The Russian embargo of certain goods from the EU and the West has forced Denmark to look elsewhere when it comes to unloading food product exports.
The food and agriculture minister Dan Jørgensen is in South Korea and China this week to improve political and business relations with the two nations and he is accompanied by a business delegation from the agriculture and food product association Landbrug og Fødevarer and industrial advocates Dansk Industri.
”The Russian embargo has clearly shown how important it is for us to strengthen our efforts on new markets,” Jørgensen said in a press release.
”Fortunately, the Chinese are aware of the high quality and security of Danish food products and in South Korea there is a demand for Danish ingredients and pork. But we still need to work hard to find more buyers.”
Danish export of food products to South Korea was at 677 million kroner in 2013, which is 17 percent of Denmark's total export to the country.
In China (Hong Kong included), the Danes exported food products for 17.6 billion kroner last year, which is a tripling since 2009 and makes China one of Denmark’s core export markets for food products.

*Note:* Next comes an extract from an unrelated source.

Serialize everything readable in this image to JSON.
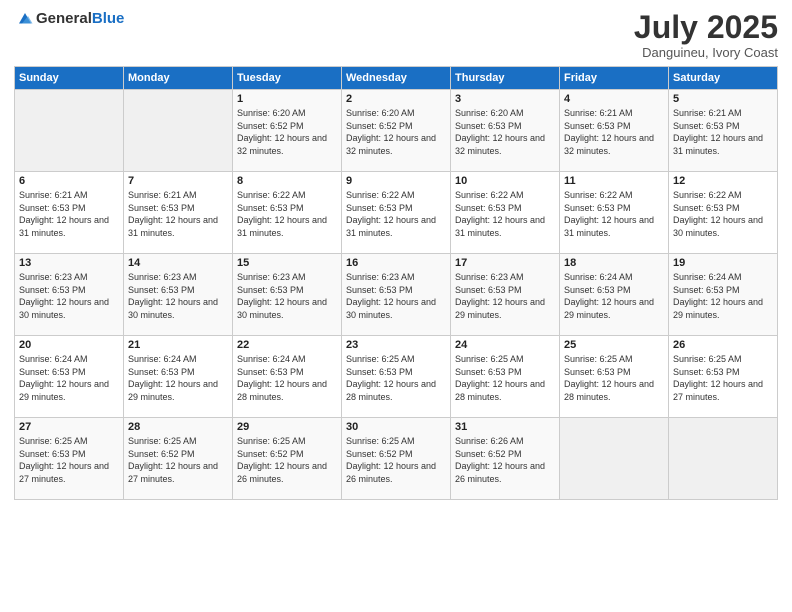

In related news, Denmark and South Korea have signed two agreements with South Korea concerning co-operation and knowledge exchange about animal welfare and ecology.
”South Korea has a strong and purchase-potent middle class who are greatly interested in ecology and animal welfare. Denmark can deliver on both points,” Jørgensen said.